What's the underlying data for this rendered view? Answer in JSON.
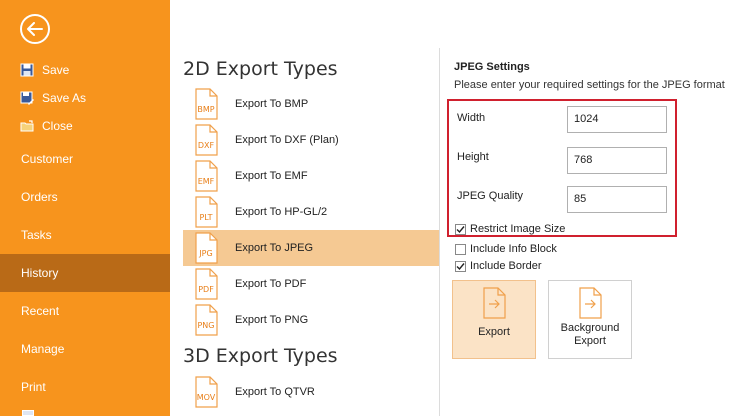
{
  "sidebar": {
    "file_items": [
      {
        "label": "Save",
        "icon": "floppy-disk-icon"
      },
      {
        "label": "Save As",
        "icon": "save-as-icon"
      },
      {
        "label": "Close",
        "icon": "folder-close-icon"
      }
    ],
    "nav_items": [
      {
        "label": "Customer"
      },
      {
        "label": "Orders"
      },
      {
        "label": "Tasks"
      },
      {
        "label": "History",
        "active": true
      },
      {
        "label": "Recent"
      },
      {
        "label": "Manage"
      },
      {
        "label": "Print"
      }
    ]
  },
  "export_types": {
    "section_2d": "2D Export Types",
    "items_2d": [
      {
        "ext": "BMP",
        "label": "Export To BMP"
      },
      {
        "ext": "DXF",
        "label": "Export To DXF (Plan)"
      },
      {
        "ext": "EMF",
        "label": "Export To EMF"
      },
      {
        "ext": "PLT",
        "label": "Export To HP-GL/2"
      },
      {
        "ext": "JPG",
        "label": "Export To JPEG",
        "selected": true
      },
      {
        "ext": "PDF",
        "label": "Export To PDF"
      },
      {
        "ext": "PNG",
        "label": "Export To PNG"
      }
    ],
    "section_3d": "3D Export Types",
    "items_3d": [
      {
        "ext": "MOV",
        "label": "Export To QTVR"
      }
    ]
  },
  "jpeg_settings": {
    "title": "JPEG Settings",
    "description": "Please enter your required settings for the JPEG format",
    "width_label": "Width",
    "width_value": "1024",
    "height_label": "Height",
    "height_value": "768",
    "quality_label": "JPEG Quality",
    "quality_value": "85",
    "restrict_label": "Restrict Image Size",
    "restrict_checked": true,
    "info_block_label": "Include Info Block",
    "info_block_checked": false,
    "border_label": "Include Border",
    "border_checked": true,
    "export_button": "Export",
    "background_export_button": "Background Export"
  },
  "colors": {
    "sidebar": "#f7941d",
    "sidebar_active": "#b96a17",
    "selected_item": "#f5c993",
    "highlight_box": "#d0202e"
  }
}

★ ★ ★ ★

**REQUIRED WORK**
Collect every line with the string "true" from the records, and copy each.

**SOLUTION TO THIS EXERCISE**
        "active": true
        "selected": true
    "restrict_checked": true,
    "border_checked": true,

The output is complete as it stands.